Required work
The reply has to be a number alone, equal to how many lines in the entries below hold the string "entradas".

Information shown
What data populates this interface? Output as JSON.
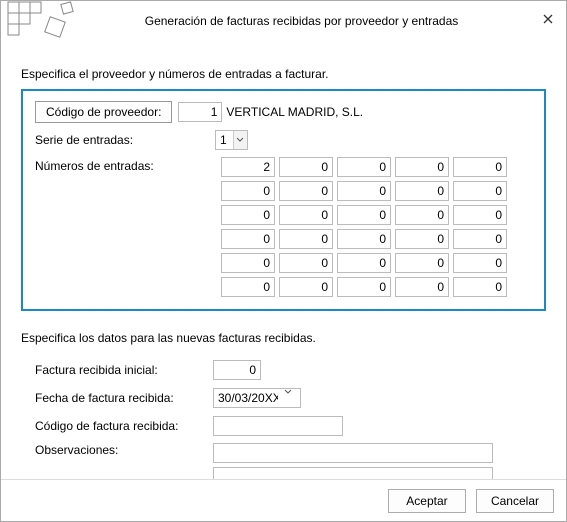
{
  "window": {
    "title": "Generación de facturas recibidas por proveedor y entradas"
  },
  "instr1": "Especifica el proveedor y números de entradas a facturar.",
  "provider": {
    "code_button_label": "Código de proveedor:",
    "code_value": "1",
    "name": "VERTICAL MADRID, S.L."
  },
  "serie": {
    "label": "Serie de entradas:",
    "value": "1"
  },
  "entries": {
    "label": "Números de entradas:",
    "rows": [
      [
        "2",
        "0",
        "0",
        "0",
        "0"
      ],
      [
        "0",
        "0",
        "0",
        "0",
        "0"
      ],
      [
        "0",
        "0",
        "0",
        "0",
        "0"
      ],
      [
        "0",
        "0",
        "0",
        "0",
        "0"
      ],
      [
        "0",
        "0",
        "0",
        "0",
        "0"
      ],
      [
        "0",
        "0",
        "0",
        "0",
        "0"
      ]
    ]
  },
  "instr2": "Especifica los datos para las nuevas facturas recibidas.",
  "new_invoice": {
    "initial_label": "Factura recibida inicial:",
    "initial_value": "0",
    "date_label": "Fecha de factura recibida:",
    "date_value": "30/03/20XX",
    "code_label": "Código de factura recibida:",
    "code_value": "",
    "obs_label": "Observaciones:",
    "obs_value1": "",
    "obs_value2": ""
  },
  "footer": {
    "ok": "Aceptar",
    "cancel": "Cancelar"
  }
}
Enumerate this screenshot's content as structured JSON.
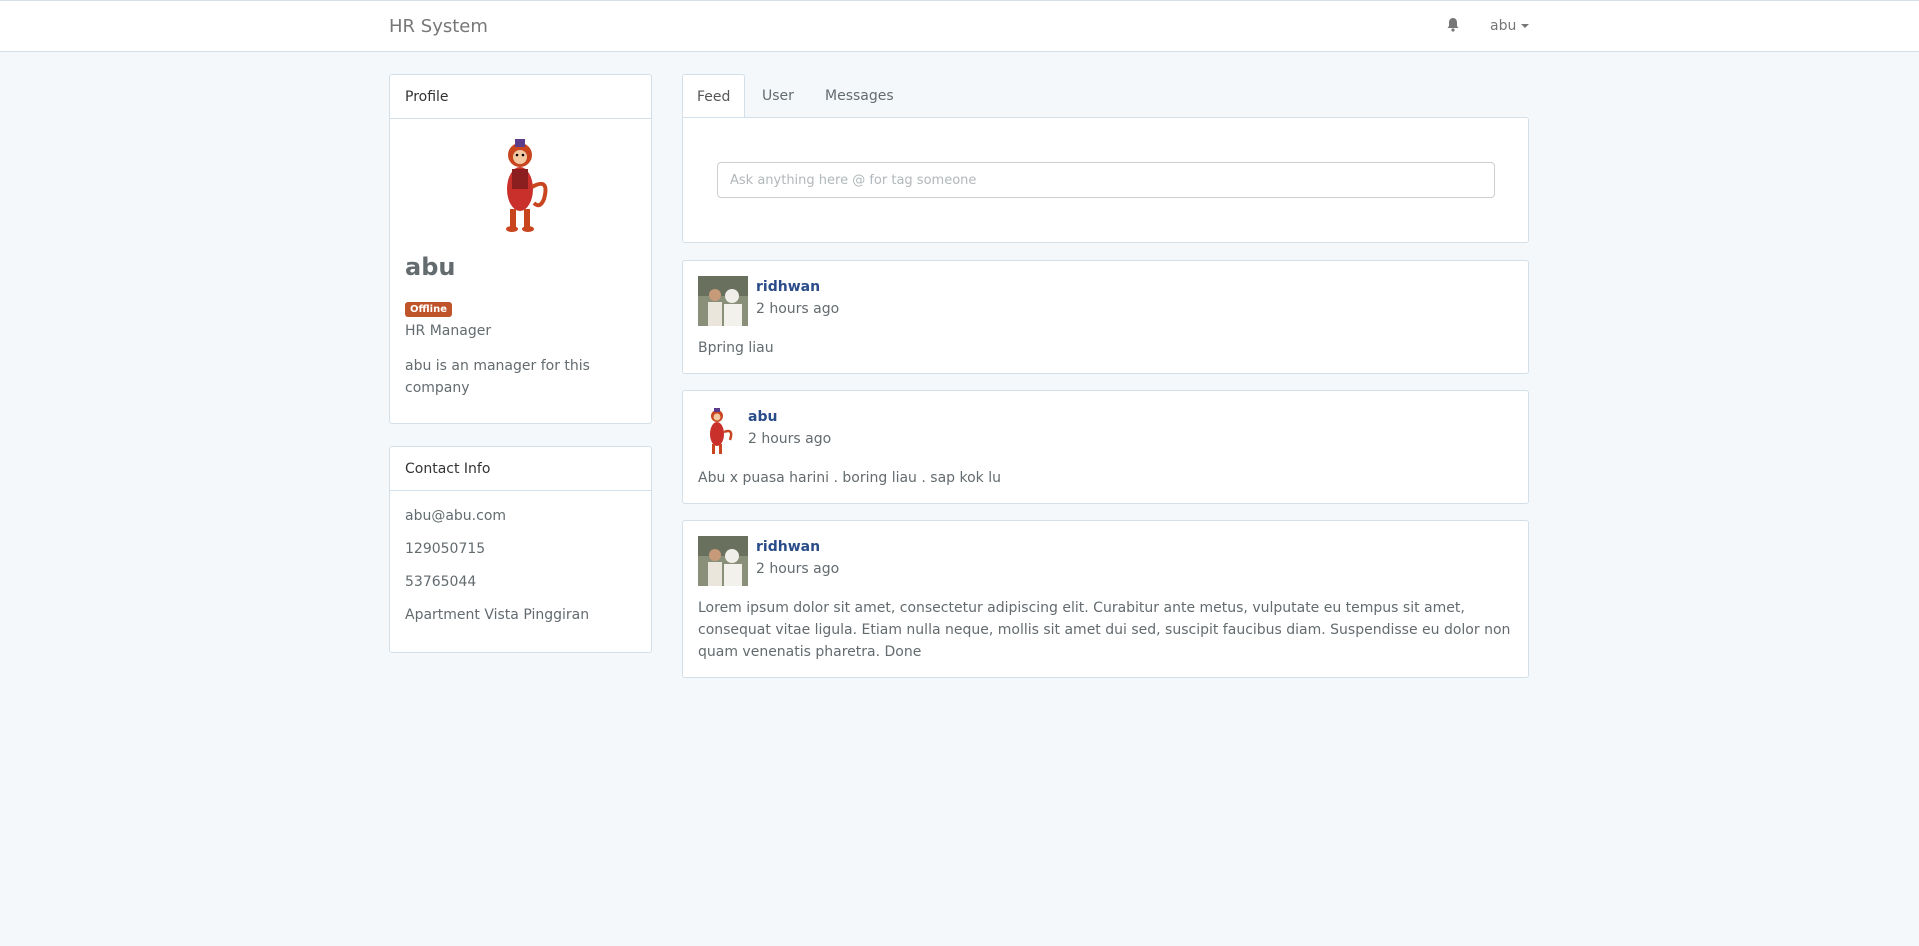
{
  "navbar": {
    "brand": "HR System",
    "user": "abu",
    "bell_icon": "bell-icon",
    "caret_icon": "caret-down-icon"
  },
  "profile": {
    "heading": "Profile",
    "name": "abu",
    "status": "Offline",
    "role": "HR Manager",
    "bio": "abu is an manager for this company"
  },
  "contact": {
    "heading": "Contact Info",
    "email": "abu@abu.com",
    "phone1": "129050715",
    "phone2": "53765044",
    "address": "Apartment Vista Pinggiran"
  },
  "tabs": [
    {
      "label": "Feed",
      "active": true
    },
    {
      "label": "User",
      "active": false
    },
    {
      "label": "Messages",
      "active": false
    }
  ],
  "compose": {
    "placeholder": "Ask anything here @ for tag someone"
  },
  "posts": [
    {
      "author": "ridhwan",
      "time": "2 hours ago",
      "body": "Bpring liau"
    },
    {
      "author": "abu",
      "time": "2 hours ago",
      "body": "Abu x puasa harini . boring liau . sap kok lu"
    },
    {
      "author": "ridhwan",
      "time": "2 hours ago",
      "body": "Lorem ipsum dolor sit amet, consectetur adipiscing elit. Curabitur ante metus, vulputate eu tempus sit amet, consequat vitae ligula. Etiam nulla neque, mollis sit amet dui sed, suscipit faucibus diam. Suspendisse eu dolor non quam venenatis pharetra. Done"
    }
  ],
  "colors": {
    "background": "#f5f8fa",
    "badge_offline": "#bf5329",
    "link": "#2a4d8a"
  }
}
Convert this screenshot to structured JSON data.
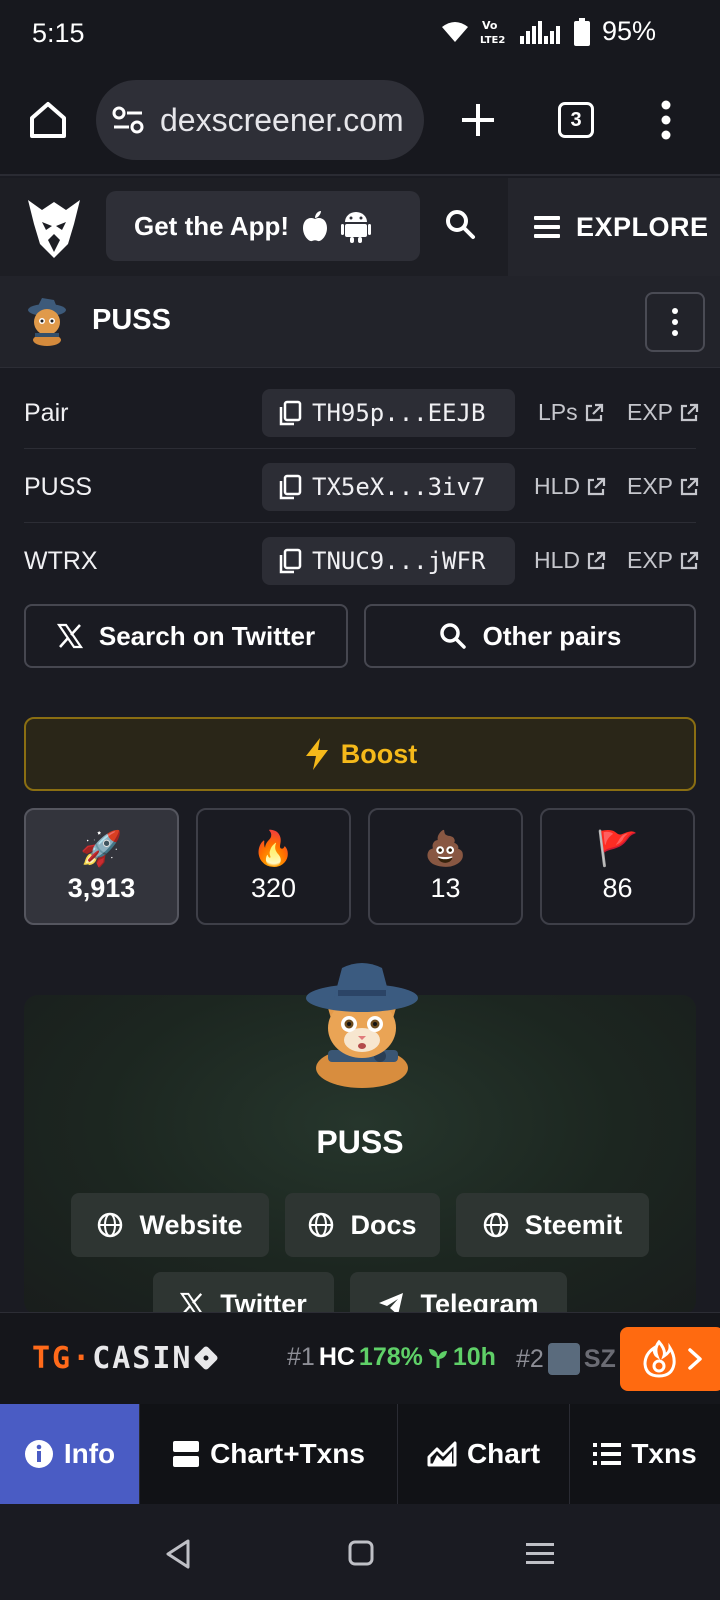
{
  "status_bar": {
    "time": "5:15",
    "network": "Vo LTE2",
    "battery": "95%"
  },
  "browser": {
    "url": "dexscreener.com",
    "tab_count": "3"
  },
  "header": {
    "get_app_label": "Get the App!",
    "explore_label": "EXPLORE"
  },
  "token": {
    "name": "PUSS"
  },
  "addresses": [
    {
      "label": "Pair",
      "value": "TH95p...EEJB",
      "link1": "LPs",
      "link2": "EXP"
    },
    {
      "label": "PUSS",
      "value": "TX5eX...3iv7",
      "link1": "HLD",
      "link2": "EXP"
    },
    {
      "label": "WTRX",
      "value": "TNUC9...jWFR",
      "link1": "HLD",
      "link2": "EXP"
    }
  ],
  "actions": {
    "search_twitter": "Search on Twitter",
    "other_pairs": "Other pairs",
    "boost": "Boost"
  },
  "reactions": [
    {
      "icon": "🚀",
      "count": "3,913"
    },
    {
      "icon": "🔥",
      "count": "320"
    },
    {
      "icon": "💩",
      "count": "13"
    },
    {
      "icon": "🚩",
      "count": "86"
    }
  ],
  "info_card": {
    "title": "PUSS",
    "links": [
      "Website",
      "Docs",
      "Steemit",
      "Twitter",
      "Telegram"
    ]
  },
  "ticker": {
    "brand_left": "TG",
    "brand_right": "CASIN",
    "items": [
      {
        "rank": "#1",
        "symbol": "HC",
        "change": "178%",
        "timeframe": "10h"
      },
      {
        "rank": "#2",
        "symbol": "SZ"
      }
    ]
  },
  "tabs": [
    "Info",
    "Chart+Txns",
    "Chart",
    "Txns"
  ],
  "colors": {
    "accent_blue": "#4a5cc4",
    "boost_gold": "#f5b91a",
    "positive_green": "#5fd068",
    "hot_orange": "#ff6a10"
  }
}
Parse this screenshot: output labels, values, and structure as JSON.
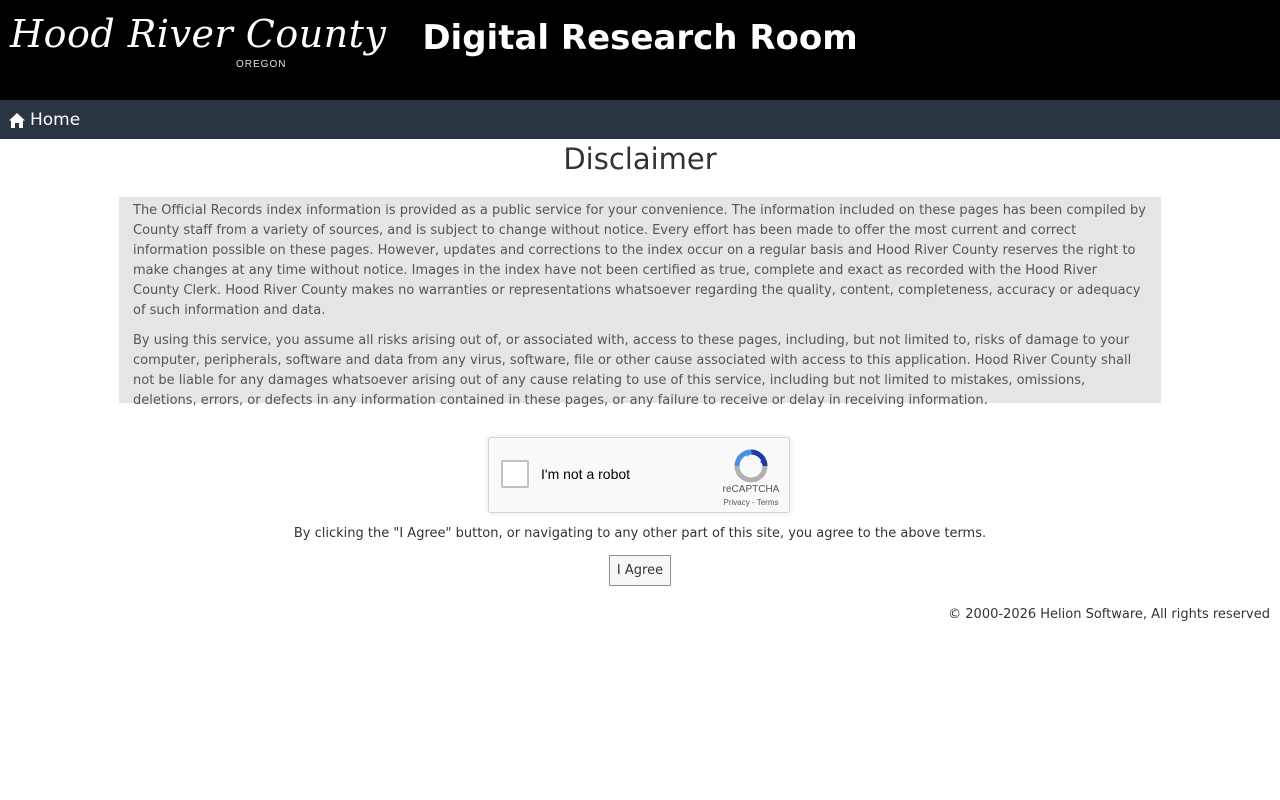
{
  "header": {
    "logo_text": "Hood River County",
    "logo_subtext": "OREGON",
    "title": "Digital Research Room"
  },
  "nav": {
    "home_label": "Home",
    "home_icon": "home-icon"
  },
  "main": {
    "heading": "Disclaimer",
    "disclaimer_paragraphs": [
      "The Official Records index information is provided as a public service for your convenience. The information included on these pages has been compiled by County staff from a variety of sources, and is subject to change without notice. Every effort has been made to offer the most current and correct information possible on these pages. However, updates and corrections to the index occur on a regular basis and Hood River County reserves the right to make changes at any time without notice. Images in the index have not been certified as true, complete and exact as recorded with the Hood River County Clerk. Hood River County makes no warranties or representations whatsoever regarding the quality, content, completeness, accuracy or adequacy of such information and data.",
      "By using this service, you assume all risks arising out of, or associated with, access to these pages, including, but not limited to, risks of damage to your computer, peripherals, software and data from any virus, software, file or other cause associated with access to this application. Hood River County shall not be liable for any damages whatsoever arising out of any cause relating to use of this service, including but not limited to mistakes, omissions, deletions, errors, or defects in any information contained in these pages, or any failure to receive or delay in receiving information."
    ],
    "agree_text": "By clicking the \"I Agree\" button, or navigating to any other part of this site, you agree to the above terms.",
    "agree_button": "I Agree"
  },
  "recaptcha": {
    "label": "I'm not a robot",
    "brand": "reCAPTCHA",
    "privacy": "Privacy",
    "separator": " - ",
    "terms": "Terms"
  },
  "footer": {
    "copyright": "© 2000-2026 Helion Software, All rights reserved"
  },
  "colors": {
    "header_bg": "#000000",
    "navbar_bg": "#2a3443",
    "disclaimer_bg": "#e5e5e5",
    "recaptcha_blue": "#1c3aa9",
    "recaptcha_lightblue": "#4a90e2",
    "recaptcha_gray": "#b0b0b0"
  }
}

Answer
4